>>>>
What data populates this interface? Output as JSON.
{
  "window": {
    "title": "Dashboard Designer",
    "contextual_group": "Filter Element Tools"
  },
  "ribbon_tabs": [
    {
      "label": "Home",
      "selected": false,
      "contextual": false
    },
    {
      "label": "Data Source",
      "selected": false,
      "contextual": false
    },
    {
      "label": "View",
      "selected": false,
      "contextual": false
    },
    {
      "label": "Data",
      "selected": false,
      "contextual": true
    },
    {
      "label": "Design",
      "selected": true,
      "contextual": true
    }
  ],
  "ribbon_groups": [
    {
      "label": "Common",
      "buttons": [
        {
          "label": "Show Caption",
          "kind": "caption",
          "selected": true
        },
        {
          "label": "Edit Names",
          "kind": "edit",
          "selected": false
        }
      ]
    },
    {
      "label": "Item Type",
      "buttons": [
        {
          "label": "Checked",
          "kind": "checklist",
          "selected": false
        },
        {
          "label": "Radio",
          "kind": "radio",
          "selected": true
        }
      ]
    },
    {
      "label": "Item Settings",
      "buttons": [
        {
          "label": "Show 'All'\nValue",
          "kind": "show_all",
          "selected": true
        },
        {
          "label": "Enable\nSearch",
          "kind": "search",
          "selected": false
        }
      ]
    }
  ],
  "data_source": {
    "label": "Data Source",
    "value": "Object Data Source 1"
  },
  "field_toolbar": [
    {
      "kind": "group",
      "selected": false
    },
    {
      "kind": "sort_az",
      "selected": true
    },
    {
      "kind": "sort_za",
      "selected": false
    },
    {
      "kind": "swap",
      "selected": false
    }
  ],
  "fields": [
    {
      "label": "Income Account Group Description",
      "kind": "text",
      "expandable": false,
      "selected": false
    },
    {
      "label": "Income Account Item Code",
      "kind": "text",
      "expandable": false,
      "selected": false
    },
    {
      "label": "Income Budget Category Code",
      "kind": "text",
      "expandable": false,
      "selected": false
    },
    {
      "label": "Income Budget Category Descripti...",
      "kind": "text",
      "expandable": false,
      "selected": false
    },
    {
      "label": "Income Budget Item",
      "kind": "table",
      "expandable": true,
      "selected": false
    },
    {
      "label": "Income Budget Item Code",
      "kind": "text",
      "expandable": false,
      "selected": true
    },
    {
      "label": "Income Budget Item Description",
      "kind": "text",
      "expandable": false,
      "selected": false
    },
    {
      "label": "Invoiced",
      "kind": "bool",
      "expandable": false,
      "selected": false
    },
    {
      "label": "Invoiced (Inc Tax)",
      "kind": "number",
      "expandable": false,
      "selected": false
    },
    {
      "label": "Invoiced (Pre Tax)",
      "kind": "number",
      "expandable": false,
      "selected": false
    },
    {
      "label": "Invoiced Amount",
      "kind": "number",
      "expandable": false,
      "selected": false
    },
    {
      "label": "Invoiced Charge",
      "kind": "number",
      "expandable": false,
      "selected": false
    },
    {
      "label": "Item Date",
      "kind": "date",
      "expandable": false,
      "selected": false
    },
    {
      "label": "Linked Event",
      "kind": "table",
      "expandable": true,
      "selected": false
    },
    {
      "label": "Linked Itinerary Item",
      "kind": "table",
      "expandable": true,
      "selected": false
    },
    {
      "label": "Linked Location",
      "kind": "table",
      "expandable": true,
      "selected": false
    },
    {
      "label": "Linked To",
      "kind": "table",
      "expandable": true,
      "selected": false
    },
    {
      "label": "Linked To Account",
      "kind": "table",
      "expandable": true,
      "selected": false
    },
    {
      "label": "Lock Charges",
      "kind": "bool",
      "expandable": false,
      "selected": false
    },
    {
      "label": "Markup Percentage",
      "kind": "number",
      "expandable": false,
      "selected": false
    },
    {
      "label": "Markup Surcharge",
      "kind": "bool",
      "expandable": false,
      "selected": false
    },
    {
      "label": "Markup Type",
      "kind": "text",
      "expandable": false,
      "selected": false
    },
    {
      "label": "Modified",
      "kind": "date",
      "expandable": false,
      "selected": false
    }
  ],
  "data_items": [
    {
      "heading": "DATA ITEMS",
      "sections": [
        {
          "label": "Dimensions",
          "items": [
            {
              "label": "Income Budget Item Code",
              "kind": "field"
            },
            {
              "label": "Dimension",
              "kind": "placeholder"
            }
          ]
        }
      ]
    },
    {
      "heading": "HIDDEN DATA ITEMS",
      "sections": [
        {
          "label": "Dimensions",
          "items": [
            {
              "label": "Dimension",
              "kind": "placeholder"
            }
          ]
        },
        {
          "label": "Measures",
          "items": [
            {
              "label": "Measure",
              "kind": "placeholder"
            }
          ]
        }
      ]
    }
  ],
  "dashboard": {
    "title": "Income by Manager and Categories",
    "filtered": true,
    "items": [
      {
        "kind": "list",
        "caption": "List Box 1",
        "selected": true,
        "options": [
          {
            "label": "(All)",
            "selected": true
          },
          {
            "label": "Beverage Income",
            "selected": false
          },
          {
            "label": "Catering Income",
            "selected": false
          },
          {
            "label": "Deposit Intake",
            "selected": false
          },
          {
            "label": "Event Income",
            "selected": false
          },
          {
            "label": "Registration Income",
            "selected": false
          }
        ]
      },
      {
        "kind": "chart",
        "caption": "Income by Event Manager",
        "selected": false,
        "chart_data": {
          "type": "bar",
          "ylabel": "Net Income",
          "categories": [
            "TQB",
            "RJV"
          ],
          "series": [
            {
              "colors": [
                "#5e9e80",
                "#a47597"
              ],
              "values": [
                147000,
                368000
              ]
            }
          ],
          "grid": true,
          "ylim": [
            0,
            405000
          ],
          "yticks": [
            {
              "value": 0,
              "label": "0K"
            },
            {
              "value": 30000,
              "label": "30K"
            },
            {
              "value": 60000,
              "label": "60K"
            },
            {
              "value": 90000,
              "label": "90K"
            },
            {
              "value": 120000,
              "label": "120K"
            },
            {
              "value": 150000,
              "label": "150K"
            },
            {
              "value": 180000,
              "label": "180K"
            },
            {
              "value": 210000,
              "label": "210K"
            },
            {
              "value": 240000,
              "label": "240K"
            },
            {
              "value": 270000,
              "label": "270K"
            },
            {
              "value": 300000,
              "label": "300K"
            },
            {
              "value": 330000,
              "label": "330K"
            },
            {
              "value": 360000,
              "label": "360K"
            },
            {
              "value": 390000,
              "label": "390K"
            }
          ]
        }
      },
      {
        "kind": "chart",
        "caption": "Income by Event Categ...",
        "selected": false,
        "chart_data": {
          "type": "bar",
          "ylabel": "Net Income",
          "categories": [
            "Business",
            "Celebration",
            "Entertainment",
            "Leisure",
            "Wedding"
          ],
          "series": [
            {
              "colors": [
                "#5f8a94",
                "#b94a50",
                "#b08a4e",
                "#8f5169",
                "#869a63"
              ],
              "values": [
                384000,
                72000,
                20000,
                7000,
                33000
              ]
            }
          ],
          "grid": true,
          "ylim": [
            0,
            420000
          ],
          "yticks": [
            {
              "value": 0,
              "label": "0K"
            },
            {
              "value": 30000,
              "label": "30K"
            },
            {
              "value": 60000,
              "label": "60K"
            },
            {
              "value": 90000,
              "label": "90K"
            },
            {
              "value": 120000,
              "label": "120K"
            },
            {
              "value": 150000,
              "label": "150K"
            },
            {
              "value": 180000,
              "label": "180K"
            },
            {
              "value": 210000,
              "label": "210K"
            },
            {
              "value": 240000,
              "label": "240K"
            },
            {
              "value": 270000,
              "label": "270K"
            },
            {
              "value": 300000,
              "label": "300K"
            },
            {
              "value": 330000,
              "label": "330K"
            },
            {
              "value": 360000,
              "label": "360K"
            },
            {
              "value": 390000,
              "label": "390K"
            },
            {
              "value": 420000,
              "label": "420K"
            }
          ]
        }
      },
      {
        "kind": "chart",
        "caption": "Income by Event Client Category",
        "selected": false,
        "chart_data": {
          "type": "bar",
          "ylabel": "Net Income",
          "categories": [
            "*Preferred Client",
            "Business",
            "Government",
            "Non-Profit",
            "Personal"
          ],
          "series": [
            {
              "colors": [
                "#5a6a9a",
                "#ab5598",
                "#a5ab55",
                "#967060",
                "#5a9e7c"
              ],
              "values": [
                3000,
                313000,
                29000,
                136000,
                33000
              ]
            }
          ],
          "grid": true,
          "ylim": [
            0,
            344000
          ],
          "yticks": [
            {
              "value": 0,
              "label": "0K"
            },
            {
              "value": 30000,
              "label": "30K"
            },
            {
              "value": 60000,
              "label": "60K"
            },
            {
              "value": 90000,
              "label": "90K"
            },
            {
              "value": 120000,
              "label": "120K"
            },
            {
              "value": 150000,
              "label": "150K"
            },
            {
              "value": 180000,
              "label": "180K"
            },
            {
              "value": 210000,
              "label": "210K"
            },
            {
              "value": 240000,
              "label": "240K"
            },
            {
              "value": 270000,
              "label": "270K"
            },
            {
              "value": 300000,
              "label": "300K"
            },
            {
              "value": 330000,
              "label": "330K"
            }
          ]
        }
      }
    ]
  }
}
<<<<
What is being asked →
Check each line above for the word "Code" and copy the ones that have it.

Reply →
      "label": "Income Account Item Code",
      "label": "Income Budget Category Code",
      "label": "Income Budget Item Code",
              "label": "Income Budget Item Code",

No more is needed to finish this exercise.